Problem
Repeat each line of the data below exactly, but skip the pictures.

Exercise input

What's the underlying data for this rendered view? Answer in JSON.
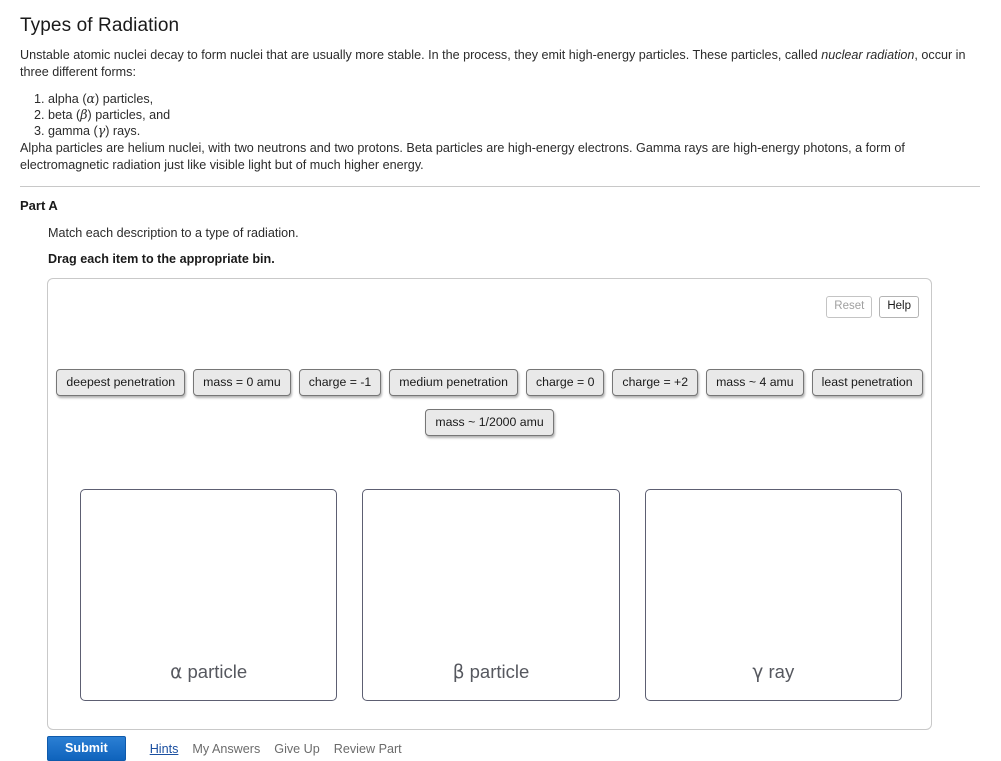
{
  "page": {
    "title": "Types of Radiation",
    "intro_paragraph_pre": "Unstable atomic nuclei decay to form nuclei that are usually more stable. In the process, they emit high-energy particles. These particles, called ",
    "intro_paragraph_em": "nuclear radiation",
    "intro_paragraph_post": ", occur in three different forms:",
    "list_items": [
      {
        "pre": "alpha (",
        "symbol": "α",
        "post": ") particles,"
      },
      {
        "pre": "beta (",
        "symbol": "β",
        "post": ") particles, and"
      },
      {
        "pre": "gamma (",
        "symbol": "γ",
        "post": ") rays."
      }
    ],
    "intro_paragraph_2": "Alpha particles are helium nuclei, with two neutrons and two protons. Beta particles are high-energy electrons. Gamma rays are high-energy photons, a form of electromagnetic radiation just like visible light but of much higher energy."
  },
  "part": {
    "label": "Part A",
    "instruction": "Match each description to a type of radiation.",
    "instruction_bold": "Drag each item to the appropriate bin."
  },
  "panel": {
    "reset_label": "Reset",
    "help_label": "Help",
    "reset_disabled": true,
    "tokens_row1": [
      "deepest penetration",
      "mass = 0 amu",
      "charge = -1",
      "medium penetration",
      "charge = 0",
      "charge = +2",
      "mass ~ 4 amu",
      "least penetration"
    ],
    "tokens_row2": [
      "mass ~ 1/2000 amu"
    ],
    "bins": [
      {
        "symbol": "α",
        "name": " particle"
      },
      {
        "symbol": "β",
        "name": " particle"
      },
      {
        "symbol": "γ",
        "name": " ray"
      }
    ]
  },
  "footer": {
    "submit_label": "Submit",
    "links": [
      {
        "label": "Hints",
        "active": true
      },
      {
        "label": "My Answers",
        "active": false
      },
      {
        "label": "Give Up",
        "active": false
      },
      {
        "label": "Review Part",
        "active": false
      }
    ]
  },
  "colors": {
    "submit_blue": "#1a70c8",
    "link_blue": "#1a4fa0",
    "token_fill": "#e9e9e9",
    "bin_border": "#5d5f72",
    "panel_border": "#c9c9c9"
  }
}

Solved problem
What's the underlying data for this rendered view? Answer in JSON.
{
  "page": {
    "title": "Types of Radiation",
    "intro_paragraph_pre": "Unstable atomic nuclei decay to form nuclei that are usually more stable. In the process, they emit high-energy particles. These particles, called ",
    "intro_paragraph_em": "nuclear radiation",
    "intro_paragraph_post": ", occur in three different forms:",
    "list_items": [
      {
        "pre": "alpha (",
        "symbol": "α",
        "post": ") particles,"
      },
      {
        "pre": "beta (",
        "symbol": "β",
        "post": ") particles, and"
      },
      {
        "pre": "gamma (",
        "symbol": "γ",
        "post": ") rays."
      }
    ],
    "intro_paragraph_2": "Alpha particles are helium nuclei, with two neutrons and two protons. Beta particles are high-energy electrons. Gamma rays are high-energy photons, a form of electromagnetic radiation just like visible light but of much higher energy."
  },
  "part": {
    "label": "Part A",
    "instruction": "Match each description to a type of radiation.",
    "instruction_bold": "Drag each item to the appropriate bin."
  },
  "panel": {
    "reset_label": "Reset",
    "help_label": "Help",
    "reset_disabled": true,
    "tokens_row1": [
      "deepest penetration",
      "mass = 0 amu",
      "charge = -1",
      "medium penetration",
      "charge = 0",
      "charge = +2",
      "mass ~ 4 amu",
      "least penetration"
    ],
    "tokens_row2": [
      "mass ~ 1/2000 amu"
    ],
    "bins": [
      {
        "symbol": "α",
        "name": " particle"
      },
      {
        "symbol": "β",
        "name": " particle"
      },
      {
        "symbol": "γ",
        "name": " ray"
      }
    ]
  },
  "footer": {
    "submit_label": "Submit",
    "links": [
      {
        "label": "Hints",
        "active": true
      },
      {
        "label": "My Answers",
        "active": false
      },
      {
        "label": "Give Up",
        "active": false
      },
      {
        "label": "Review Part",
        "active": false
      }
    ]
  },
  "colors": {
    "submit_blue": "#1a70c8",
    "link_blue": "#1a4fa0",
    "token_fill": "#e9e9e9",
    "bin_border": "#5d5f72",
    "panel_border": "#c9c9c9"
  }
}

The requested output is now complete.